What to work on -> In the material below, find all lines with the string "命运决断勋章" and copy them.

Data for processing START

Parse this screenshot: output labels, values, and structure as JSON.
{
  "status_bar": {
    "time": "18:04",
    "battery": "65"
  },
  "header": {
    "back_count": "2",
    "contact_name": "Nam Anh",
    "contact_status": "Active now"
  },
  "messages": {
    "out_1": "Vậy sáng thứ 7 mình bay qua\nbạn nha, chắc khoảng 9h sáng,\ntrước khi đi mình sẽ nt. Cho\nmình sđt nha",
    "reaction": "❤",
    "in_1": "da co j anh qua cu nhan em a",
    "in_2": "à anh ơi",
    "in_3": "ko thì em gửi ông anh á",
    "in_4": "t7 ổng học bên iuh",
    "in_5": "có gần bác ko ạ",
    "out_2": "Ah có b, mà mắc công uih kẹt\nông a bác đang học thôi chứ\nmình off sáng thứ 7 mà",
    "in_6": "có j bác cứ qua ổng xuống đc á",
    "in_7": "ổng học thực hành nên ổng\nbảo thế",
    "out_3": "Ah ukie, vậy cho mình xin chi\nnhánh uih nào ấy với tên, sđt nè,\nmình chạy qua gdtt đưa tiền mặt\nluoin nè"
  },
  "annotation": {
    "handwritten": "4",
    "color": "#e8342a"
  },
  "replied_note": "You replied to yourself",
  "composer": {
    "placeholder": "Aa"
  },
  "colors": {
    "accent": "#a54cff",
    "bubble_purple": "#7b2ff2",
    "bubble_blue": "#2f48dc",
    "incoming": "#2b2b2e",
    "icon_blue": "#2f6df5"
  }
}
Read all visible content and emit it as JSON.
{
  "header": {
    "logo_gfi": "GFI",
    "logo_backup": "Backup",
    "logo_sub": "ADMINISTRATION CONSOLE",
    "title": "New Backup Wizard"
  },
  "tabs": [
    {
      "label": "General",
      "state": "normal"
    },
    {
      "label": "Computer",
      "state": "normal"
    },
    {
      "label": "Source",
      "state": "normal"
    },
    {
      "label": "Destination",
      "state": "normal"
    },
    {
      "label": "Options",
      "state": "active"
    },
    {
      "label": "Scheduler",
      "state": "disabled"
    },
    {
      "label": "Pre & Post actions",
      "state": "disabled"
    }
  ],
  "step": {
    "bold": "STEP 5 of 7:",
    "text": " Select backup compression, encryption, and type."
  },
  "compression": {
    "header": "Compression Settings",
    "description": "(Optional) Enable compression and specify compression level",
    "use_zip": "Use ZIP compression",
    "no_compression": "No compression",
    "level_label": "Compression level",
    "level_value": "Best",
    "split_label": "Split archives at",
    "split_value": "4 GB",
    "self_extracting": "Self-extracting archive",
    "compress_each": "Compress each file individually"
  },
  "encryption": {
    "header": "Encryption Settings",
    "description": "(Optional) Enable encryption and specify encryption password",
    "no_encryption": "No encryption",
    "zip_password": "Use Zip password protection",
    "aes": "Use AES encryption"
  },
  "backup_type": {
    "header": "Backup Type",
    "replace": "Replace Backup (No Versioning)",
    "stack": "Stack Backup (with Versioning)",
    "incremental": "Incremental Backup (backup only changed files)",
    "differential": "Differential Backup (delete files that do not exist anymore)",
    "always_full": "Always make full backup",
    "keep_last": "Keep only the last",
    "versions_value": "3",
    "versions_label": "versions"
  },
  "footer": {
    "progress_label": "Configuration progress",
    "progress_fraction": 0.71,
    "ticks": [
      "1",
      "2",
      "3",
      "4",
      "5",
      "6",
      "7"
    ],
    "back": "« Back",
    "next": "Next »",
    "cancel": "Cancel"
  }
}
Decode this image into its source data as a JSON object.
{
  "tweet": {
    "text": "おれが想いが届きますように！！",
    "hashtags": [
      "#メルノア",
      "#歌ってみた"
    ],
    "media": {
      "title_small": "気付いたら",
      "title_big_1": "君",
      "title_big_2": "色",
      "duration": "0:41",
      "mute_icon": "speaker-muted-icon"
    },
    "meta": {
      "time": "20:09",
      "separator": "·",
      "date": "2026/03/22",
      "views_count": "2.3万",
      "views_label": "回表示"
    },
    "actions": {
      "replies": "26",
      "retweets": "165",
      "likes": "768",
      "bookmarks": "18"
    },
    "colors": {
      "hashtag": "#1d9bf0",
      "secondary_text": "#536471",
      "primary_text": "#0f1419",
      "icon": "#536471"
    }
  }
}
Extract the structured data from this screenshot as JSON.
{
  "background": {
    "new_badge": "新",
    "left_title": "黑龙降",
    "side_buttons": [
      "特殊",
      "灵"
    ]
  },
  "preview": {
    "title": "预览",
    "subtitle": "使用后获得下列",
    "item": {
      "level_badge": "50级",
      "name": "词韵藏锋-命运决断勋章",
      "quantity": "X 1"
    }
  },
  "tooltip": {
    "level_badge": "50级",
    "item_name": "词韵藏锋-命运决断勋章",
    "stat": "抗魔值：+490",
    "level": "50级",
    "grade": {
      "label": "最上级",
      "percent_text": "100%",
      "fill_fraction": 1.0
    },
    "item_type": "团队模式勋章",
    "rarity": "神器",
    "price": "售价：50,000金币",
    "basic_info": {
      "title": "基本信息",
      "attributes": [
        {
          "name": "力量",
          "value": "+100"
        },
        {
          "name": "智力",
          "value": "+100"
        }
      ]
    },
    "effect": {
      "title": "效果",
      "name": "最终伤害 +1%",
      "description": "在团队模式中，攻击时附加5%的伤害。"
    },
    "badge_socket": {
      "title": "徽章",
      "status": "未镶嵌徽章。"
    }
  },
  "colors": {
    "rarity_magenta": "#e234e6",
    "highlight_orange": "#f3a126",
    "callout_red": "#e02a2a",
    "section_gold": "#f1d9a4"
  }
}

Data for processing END

Response area ->
      "name": "词韵藏锋-命运决断勋章",
    "item_name": "词韵藏锋-命运决断勋章",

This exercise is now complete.